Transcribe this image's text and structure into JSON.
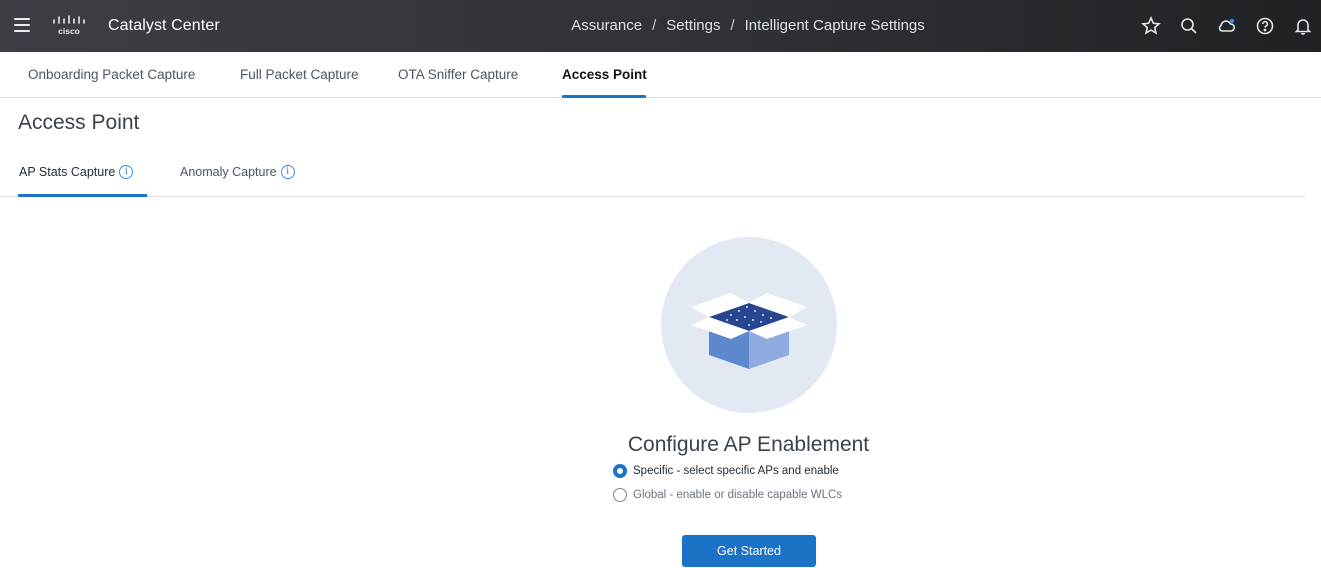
{
  "header": {
    "logo_text": "cisco",
    "app_title": "Catalyst Center",
    "breadcrumb": [
      "Assurance",
      "Settings",
      "Intelligent Capture Settings"
    ],
    "breadcrumb_separator": "/",
    "icons": [
      "star-icon",
      "search-icon",
      "cloud-icon",
      "help-icon",
      "bell-icon"
    ]
  },
  "tabs": [
    {
      "label": "Onboarding Packet Capture",
      "active": false
    },
    {
      "label": "Full Packet Capture",
      "active": false
    },
    {
      "label": "OTA Sniffer Capture",
      "active": false
    },
    {
      "label": "Access Point",
      "active": true
    }
  ],
  "page": {
    "title": "Access Point",
    "subtabs": [
      {
        "label": "AP Stats Capture",
        "active": true
      },
      {
        "label": "Anomaly Capture",
        "active": false
      }
    ],
    "info_glyph": "i"
  },
  "empty_state": {
    "title": "Configure AP Enablement",
    "options": [
      {
        "label": "Specific - select specific APs and enable",
        "checked": true
      },
      {
        "label": "Global - enable or disable capable WLCs",
        "checked": false
      }
    ],
    "button_label": "Get Started"
  },
  "colors": {
    "accent": "#1b74c9",
    "topbar": "#2e3236",
    "illustration_bg": "#e3e9f3"
  }
}
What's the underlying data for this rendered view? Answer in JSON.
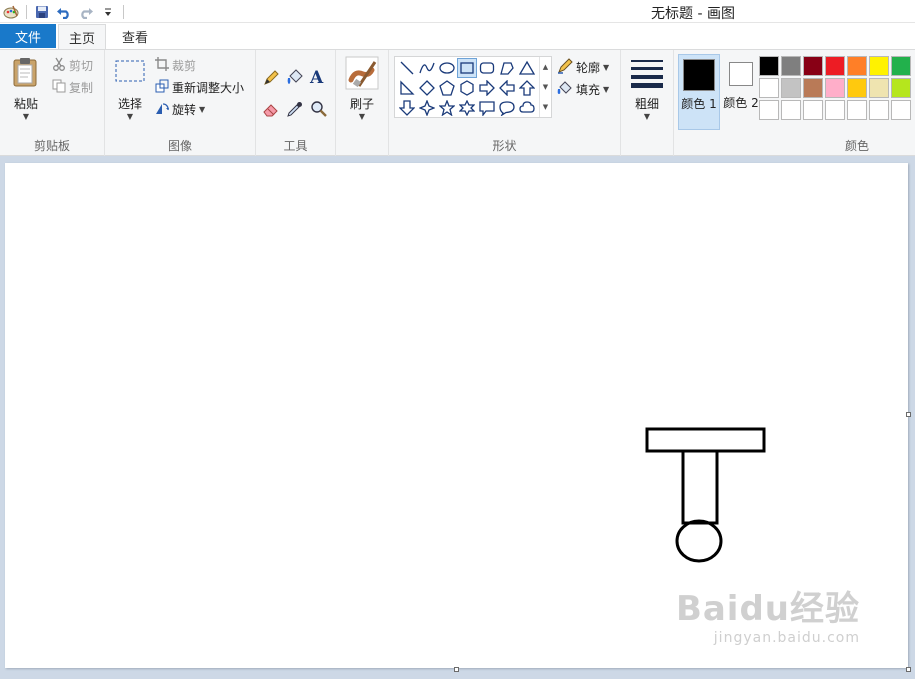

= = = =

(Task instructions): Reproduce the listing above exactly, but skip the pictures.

(Your response):
Transcribe this image's text and structure into JSON.
{
  "header": {
    "logo_text": "cisco",
    "app_title": "Catalyst Center",
    "breadcrumb": [
      "Assurance",
      "Settings",
      "Intelligent Capture Settings"
    ],
    "breadcrumb_separator": "/",
    "icons": [
      "star-icon",
      "search-icon",
      "cloud-icon",
      "help-icon",
      "bell-icon"
    ]
  },
  "tabs": [
    {
      "label": "Onboarding Packet Capture",
      "active": false
    },
    {
      "label": "Full Packet Capture",
      "active": false
    },
    {
      "label": "OTA Sniffer Capture",
      "active": false
    },
    {
      "label": "Access Point",
      "active": true
    }
  ],
  "page": {
    "title": "Access Point",
    "subtabs": [
      {
        "label": "AP Stats Capture",
        "active": true
      },
      {
        "label": "Anomaly Capture",
        "active": false
      }
    ],
    "info_glyph": "i"
  },
  "empty_state": {
    "title": "Configure AP Enablement",
    "options": [
      {
        "label": "Specific - select specific APs and enable",
        "checked": true
      },
      {
        "label": "Global - enable or disable capable WLCs",
        "checked": false
      }
    ],
    "button_label": "Get Started"
  },
  "colors": {
    "accent": "#1b74c9",
    "topbar": "#2e3236",
    "illustration_bg": "#e3e9f3"
  }
}
What's the underlying data for this rendered view? Answer in JSON.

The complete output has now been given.